The Cannes Film Festival is an event that attracts Hollywood stars, film directors and producers as well as so much world attention. It is one of the industries most prestigious affairs that started back in September 1939. During the Second World War, things came to a stop for a while but the festival when it did come back, it came back with a vengeance.
After the war the festival was held earlier in the year, in May 1946 with the Palme d’Or being introduced five years later in 1955. It was not until the sixties that the festival really took hold and became the highlight of the international film industry’s calendar.
The actual festival is made up of seven categories. The In Competition, Out of Competition, Un Certain Regard, Cinefondation, Critics’ Week, Directors’ Fortnight and finally the Marché du Film.
This annual event, some may say is a little ‘over the top’. However, it is today one of the most publicised film festivals on the planet. It’s an invitation-only affair that’s held in the Palais des Festivals et des Congres in sun drenched Cannes.
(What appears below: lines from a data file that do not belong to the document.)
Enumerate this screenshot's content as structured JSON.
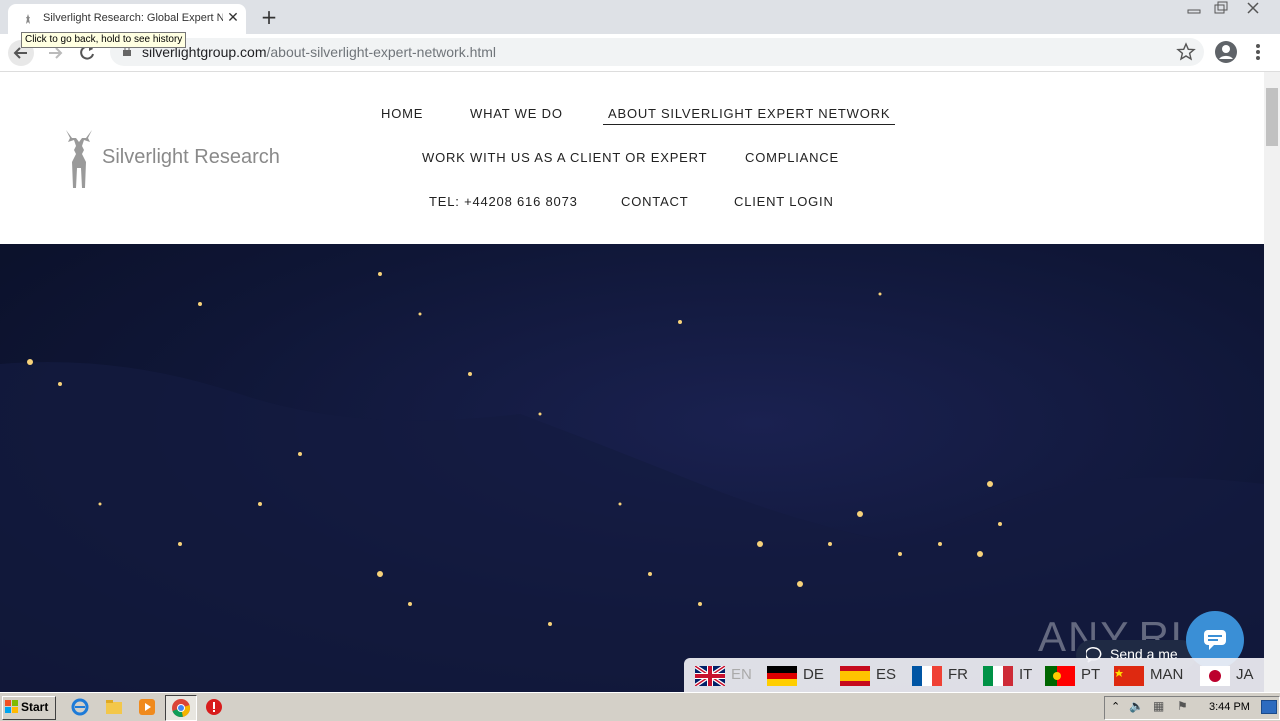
{
  "browser": {
    "tab_title": "Silverlight Research: Global Expert Network",
    "url_domain": "silverlightgroup.com",
    "url_path": "/about-silverlight-expert-network.html",
    "tooltip": "Click to go back, hold to see history"
  },
  "site": {
    "logo_text": "Silverlight Research",
    "nav": [
      {
        "label": "HOME"
      },
      {
        "label": "WHAT WE DO"
      },
      {
        "label": "ABOUT SILVERLIGHT EXPERT NETWORK"
      },
      {
        "label": "WORK WITH US AS A CLIENT OR EXPERT"
      },
      {
        "label": "COMPLIANCE"
      },
      {
        "label": "TEL: +44208 616 8073"
      },
      {
        "label": "CONTACT"
      },
      {
        "label": "CLIENT LOGIN"
      }
    ],
    "languages": [
      {
        "code": "EN"
      },
      {
        "code": "DE"
      },
      {
        "code": "ES"
      },
      {
        "code": "FR"
      },
      {
        "code": "IT"
      },
      {
        "code": "PT"
      },
      {
        "code": "MAN"
      },
      {
        "code": "JA"
      }
    ],
    "chat_label": "Send a me",
    "watermark": "ANY.RUN"
  },
  "taskbar": {
    "start_label": "Start",
    "clock": "3:44 PM"
  }
}
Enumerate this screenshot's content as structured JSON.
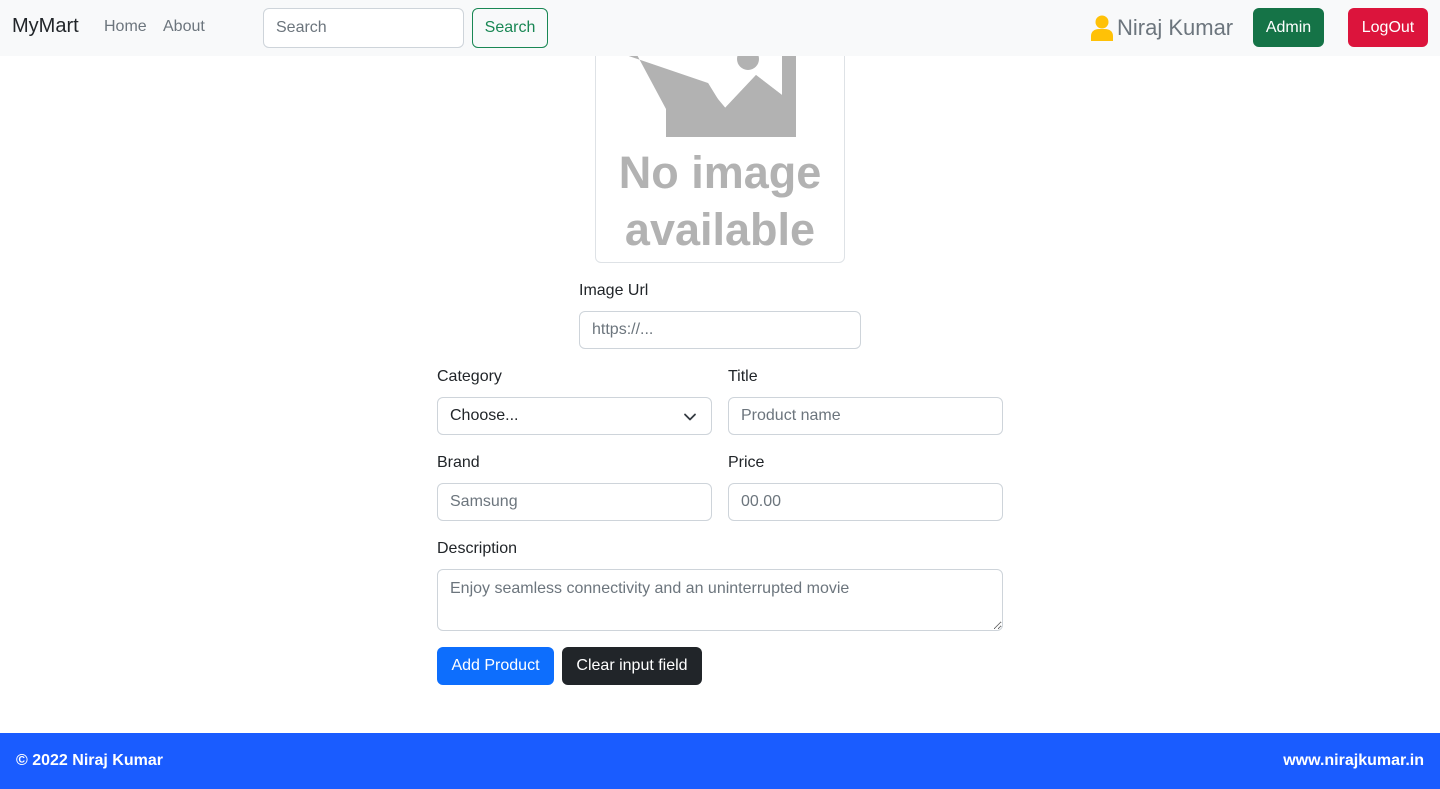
{
  "navbar": {
    "brand": "MyMart",
    "links": [
      "Home",
      "About"
    ],
    "search_placeholder": "Search",
    "search_button": "Search",
    "user_name": "Niraj Kumar",
    "admin_button": "Admin",
    "logout_button": "LogOut",
    "colors": {
      "search_outline": "#198754",
      "admin": "#157347",
      "logout": "#dc143c",
      "user_icon": "#ffc107"
    }
  },
  "preview": {
    "line1": "No image",
    "line2": "available",
    "icon": "image-placeholder-icon"
  },
  "form": {
    "image_url": {
      "label": "Image Url",
      "placeholder": "https://..."
    },
    "category": {
      "label": "Category",
      "selected": "Choose..."
    },
    "title": {
      "label": "Title",
      "placeholder": "Product name"
    },
    "brand": {
      "label": "Brand",
      "placeholder": "Samsung"
    },
    "price": {
      "label": "Price",
      "placeholder": "00.00"
    },
    "description": {
      "label": "Description",
      "placeholder": "Enjoy seamless connectivity and an uninterrupted movie"
    },
    "add_button": "Add Product",
    "clear_button": "Clear input field",
    "colors": {
      "add": "#0d6efd",
      "clear": "#212529"
    }
  },
  "footer": {
    "left": "© 2022 Niraj Kumar",
    "right": "www.nirajkumar.in",
    "color": "#1a5cff"
  }
}
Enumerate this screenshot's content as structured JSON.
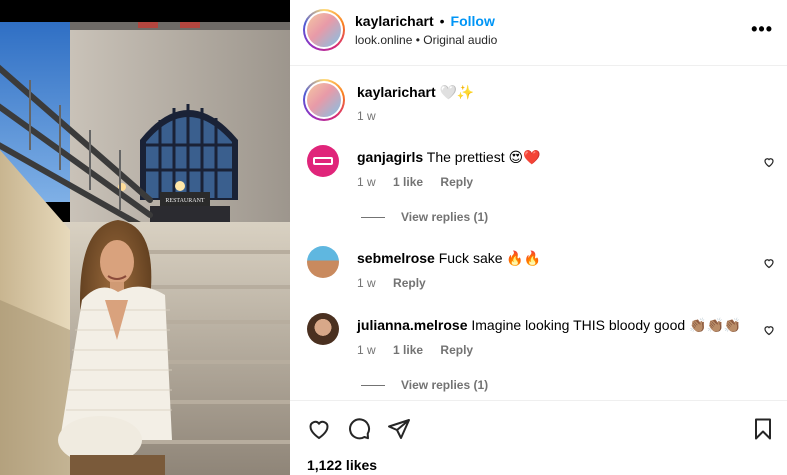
{
  "header": {
    "username": "kaylarichart",
    "separator": "•",
    "follow_label": "Follow",
    "subline": "look.online • Original audio",
    "more_label": "•••"
  },
  "caption": {
    "username": "kaylarichart",
    "text": "🤍✨",
    "time": "1 w"
  },
  "comments": [
    {
      "username": "ganjagirls",
      "text": "The prettiest 😍❤️",
      "time": "1 w",
      "likes": "1 like",
      "reply_label": "Reply",
      "view_replies": "View replies (1)"
    },
    {
      "username": "sebmelrose",
      "text": "Fuck sake 🔥🔥",
      "time": "1 w",
      "reply_label": "Reply"
    },
    {
      "username": "julianna.melrose",
      "text": "Imagine looking THIS bloody good 👏🏽👏🏽👏🏽",
      "time": "1 w",
      "likes": "1 like",
      "reply_label": "Reply",
      "view_replies": "View replies (1)"
    }
  ],
  "actions": {
    "likes": "1,122 likes",
    "icons": [
      "heart-icon",
      "comment-icon",
      "share-icon",
      "bookmark-icon"
    ]
  },
  "media": {
    "sign_text": "RESTAURANT"
  },
  "colors": {
    "follow": "#0095f6",
    "secondary_text": "#737373",
    "divider": "#efefef"
  }
}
Over the years, the festival blossomed with more categories being introduced as the film industry itself grew to what we know today. During this time, the festival has had a few ups and downs, one of which was when the roof of the purpose built Palais des Festival, blew off. Money was an issue during the late forties and as such the event was not held during this period.
The Golden Palm was introduced in 1955, replacing the Grand Prix du Festival and in 1957, the first woman was allowed to be a member of the jury, her name was Dolores del Rio. Commercialisation of the festival began in 1959, when the Marché du Film category was introduced. This meant that for the first time people within the film industry could exchange work, they became buyers and sellers making the festival their market place.
In 1962, another category was created when the International Critics’ Week was introduced to the festival. This was the first year when films by directors from all over the globe, were showcased. In 1966, the wonderful actress Olivia de Havilland became the first woman to be president of the event.
But in 1968, the festival encountered a problem with the event being interrupted by a few directors who withdrew their films and another Louis Malle with a group of other directors made their stand of solidarity for French students and the labour strike of that year. They were also protesting against the sacking of the President of Cinémathèque Francaise of the time. On the strength of their protests, the President was indeed reinstated and the SRF, Film Directors’ Society was founded.
Over the following decades, the festival saw lots of changes and many of these were introduced to keep up with the times. Today, this twelve day film extravaganza was held again and just proves how well established it is as the one true International film industry commercial platforms in the world. The 65th annual Cannes Film Festival, also marked the 50th anniversary of the Hollywood icon, Marilyn Monroe with posters of her adorning the event.